# Exercise aim:
Go through the records below and copy out every line that contains the word "ÉTAPE".

# Exercise materials:
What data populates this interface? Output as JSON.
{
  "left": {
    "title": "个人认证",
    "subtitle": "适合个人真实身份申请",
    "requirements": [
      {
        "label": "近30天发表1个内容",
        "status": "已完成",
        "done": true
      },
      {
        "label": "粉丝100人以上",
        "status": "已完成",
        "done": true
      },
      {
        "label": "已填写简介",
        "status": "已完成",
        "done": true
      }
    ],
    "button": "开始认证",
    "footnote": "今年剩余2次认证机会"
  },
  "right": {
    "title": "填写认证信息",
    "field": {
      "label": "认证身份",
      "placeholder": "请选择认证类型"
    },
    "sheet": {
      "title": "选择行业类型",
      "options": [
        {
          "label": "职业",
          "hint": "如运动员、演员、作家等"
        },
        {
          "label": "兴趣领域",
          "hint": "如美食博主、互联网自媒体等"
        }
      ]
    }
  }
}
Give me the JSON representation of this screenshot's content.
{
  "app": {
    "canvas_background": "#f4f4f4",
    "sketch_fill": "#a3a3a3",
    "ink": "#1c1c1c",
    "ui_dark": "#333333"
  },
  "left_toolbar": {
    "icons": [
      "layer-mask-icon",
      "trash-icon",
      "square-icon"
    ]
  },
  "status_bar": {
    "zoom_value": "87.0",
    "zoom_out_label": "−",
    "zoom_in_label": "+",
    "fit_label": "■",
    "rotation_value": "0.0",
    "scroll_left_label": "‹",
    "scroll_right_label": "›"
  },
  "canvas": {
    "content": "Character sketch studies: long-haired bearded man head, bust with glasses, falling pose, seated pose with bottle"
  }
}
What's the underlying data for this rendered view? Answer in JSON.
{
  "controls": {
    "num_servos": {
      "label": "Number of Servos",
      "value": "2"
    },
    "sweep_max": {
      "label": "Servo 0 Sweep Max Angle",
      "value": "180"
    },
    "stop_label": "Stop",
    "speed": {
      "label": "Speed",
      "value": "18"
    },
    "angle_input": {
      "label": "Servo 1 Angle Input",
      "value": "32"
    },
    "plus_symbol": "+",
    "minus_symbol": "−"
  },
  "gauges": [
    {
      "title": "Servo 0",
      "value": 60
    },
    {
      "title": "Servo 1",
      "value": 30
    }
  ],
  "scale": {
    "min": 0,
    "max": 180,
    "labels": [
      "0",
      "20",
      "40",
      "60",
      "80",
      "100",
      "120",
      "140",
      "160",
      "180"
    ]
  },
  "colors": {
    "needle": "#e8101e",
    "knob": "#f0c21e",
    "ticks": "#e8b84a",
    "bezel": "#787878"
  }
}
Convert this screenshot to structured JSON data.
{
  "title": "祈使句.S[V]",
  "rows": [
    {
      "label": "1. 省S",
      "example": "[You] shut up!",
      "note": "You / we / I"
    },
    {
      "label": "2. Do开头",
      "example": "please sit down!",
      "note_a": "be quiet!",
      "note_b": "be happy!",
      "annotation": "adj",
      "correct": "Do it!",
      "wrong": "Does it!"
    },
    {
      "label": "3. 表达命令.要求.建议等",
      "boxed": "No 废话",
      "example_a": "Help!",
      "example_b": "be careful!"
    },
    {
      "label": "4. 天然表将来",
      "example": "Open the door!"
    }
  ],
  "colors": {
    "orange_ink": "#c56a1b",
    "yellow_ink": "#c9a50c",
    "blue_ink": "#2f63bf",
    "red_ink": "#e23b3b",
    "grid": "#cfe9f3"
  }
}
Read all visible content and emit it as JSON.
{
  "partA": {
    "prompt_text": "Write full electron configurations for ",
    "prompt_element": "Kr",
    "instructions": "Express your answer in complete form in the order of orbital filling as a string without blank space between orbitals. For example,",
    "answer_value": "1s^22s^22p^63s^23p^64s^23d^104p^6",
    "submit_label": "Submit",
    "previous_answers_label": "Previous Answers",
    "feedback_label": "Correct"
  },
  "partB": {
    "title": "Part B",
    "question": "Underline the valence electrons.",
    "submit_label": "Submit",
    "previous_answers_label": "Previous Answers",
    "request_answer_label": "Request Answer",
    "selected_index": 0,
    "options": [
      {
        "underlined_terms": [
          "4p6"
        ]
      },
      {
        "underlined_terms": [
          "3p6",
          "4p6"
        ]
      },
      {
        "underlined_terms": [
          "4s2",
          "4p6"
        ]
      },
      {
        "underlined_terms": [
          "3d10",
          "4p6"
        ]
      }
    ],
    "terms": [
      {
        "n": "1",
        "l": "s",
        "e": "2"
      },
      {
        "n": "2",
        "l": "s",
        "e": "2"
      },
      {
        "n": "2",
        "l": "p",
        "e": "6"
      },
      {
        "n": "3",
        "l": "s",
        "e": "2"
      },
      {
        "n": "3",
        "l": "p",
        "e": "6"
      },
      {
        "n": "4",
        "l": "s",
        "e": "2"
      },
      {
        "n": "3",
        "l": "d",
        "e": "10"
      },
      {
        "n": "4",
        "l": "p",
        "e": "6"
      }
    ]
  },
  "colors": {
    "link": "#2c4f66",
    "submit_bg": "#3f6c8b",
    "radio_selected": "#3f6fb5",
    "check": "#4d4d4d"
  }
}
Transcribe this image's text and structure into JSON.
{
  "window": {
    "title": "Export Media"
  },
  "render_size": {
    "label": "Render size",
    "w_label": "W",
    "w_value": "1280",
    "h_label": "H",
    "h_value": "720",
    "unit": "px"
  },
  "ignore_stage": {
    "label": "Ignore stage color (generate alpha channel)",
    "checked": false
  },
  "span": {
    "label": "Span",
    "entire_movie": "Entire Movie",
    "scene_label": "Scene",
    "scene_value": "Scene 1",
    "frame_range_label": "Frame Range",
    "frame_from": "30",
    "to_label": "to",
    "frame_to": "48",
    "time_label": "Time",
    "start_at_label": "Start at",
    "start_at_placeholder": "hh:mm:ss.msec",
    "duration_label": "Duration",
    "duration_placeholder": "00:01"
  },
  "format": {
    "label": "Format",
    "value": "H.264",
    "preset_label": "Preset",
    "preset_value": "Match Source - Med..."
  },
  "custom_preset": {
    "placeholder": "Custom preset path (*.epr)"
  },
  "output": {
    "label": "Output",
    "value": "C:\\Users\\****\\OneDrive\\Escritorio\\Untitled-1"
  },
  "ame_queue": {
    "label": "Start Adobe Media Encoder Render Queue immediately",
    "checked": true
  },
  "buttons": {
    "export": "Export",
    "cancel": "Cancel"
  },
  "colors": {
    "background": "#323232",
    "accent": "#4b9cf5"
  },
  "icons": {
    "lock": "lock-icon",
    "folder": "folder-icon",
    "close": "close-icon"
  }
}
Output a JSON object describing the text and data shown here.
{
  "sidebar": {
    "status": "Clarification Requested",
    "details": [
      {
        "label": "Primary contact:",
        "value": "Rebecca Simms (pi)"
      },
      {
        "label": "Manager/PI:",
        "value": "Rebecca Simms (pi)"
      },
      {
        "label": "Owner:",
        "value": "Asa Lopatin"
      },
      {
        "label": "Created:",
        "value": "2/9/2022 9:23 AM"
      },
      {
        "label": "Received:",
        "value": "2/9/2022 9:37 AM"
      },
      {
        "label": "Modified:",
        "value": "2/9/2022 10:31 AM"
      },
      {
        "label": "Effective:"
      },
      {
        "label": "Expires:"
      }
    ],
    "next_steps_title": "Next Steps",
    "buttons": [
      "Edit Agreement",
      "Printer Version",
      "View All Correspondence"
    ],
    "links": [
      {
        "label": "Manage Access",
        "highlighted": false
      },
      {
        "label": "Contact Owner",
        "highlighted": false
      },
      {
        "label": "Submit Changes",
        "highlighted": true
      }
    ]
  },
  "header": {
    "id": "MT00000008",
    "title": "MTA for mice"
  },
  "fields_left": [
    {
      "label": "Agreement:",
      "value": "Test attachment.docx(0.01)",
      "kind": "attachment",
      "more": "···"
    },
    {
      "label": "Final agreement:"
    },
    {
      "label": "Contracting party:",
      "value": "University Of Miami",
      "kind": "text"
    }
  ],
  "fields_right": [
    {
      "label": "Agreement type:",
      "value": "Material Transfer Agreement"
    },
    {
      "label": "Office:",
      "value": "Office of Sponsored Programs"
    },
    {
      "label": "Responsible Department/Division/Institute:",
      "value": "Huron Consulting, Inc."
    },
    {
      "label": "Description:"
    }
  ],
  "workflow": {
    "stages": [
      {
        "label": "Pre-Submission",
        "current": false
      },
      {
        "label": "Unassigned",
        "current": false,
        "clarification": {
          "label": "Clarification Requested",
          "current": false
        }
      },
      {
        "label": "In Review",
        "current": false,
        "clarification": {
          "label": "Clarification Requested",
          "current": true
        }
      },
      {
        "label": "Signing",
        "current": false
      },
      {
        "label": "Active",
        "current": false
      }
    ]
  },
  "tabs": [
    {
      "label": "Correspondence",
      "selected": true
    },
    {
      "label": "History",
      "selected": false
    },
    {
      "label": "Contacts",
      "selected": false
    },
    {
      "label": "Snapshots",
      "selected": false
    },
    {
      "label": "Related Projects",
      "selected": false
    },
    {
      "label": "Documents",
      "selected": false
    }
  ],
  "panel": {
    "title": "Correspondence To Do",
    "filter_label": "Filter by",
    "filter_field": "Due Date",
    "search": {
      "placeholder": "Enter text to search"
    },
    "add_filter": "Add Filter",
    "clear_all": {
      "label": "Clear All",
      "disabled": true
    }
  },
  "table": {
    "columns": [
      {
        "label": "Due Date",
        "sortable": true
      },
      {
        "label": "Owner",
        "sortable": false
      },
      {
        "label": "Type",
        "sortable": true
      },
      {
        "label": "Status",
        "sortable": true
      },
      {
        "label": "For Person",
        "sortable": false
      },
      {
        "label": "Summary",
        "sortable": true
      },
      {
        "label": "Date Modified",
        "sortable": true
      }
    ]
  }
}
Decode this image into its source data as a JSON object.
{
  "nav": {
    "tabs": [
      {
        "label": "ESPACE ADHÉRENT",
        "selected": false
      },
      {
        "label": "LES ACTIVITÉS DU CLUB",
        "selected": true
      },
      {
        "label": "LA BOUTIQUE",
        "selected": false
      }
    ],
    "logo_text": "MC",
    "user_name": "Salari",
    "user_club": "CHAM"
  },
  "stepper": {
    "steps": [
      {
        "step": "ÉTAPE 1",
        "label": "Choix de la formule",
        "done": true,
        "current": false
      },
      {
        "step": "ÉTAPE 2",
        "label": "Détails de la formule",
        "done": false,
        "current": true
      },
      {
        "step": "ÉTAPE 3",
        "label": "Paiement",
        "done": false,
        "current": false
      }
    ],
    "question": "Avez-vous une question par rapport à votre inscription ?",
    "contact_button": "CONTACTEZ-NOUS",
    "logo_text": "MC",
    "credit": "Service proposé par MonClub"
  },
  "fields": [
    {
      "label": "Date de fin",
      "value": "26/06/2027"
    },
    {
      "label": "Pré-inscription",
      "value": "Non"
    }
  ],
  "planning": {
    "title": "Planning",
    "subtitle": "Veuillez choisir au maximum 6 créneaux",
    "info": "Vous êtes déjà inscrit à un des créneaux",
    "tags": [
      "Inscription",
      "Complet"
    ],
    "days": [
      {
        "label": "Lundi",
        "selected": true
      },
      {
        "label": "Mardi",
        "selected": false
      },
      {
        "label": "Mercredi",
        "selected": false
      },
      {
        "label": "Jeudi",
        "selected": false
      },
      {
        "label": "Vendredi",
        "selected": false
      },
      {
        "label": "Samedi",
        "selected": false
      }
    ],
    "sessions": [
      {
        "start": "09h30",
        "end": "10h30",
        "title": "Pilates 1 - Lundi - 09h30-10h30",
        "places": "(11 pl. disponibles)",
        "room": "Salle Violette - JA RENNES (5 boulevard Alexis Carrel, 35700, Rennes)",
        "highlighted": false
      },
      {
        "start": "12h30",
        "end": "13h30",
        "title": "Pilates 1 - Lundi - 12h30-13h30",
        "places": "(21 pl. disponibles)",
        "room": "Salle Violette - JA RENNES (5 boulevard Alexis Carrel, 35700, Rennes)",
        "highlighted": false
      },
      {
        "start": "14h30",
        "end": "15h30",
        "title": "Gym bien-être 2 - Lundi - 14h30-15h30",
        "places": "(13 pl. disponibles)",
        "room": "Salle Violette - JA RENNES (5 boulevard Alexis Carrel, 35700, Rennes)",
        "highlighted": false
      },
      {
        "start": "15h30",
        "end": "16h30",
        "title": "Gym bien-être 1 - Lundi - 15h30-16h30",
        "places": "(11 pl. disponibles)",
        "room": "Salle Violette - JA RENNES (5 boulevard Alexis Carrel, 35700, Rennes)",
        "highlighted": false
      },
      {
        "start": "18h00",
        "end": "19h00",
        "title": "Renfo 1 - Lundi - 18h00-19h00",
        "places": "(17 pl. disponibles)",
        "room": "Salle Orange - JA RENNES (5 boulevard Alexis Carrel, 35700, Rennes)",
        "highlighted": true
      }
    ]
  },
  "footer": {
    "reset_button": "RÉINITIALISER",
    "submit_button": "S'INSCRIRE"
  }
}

# Exercise solution:
        "step": "ÉTAPE 1",
        "step": "ÉTAPE 2",
        "step": "ÉTAPE 3",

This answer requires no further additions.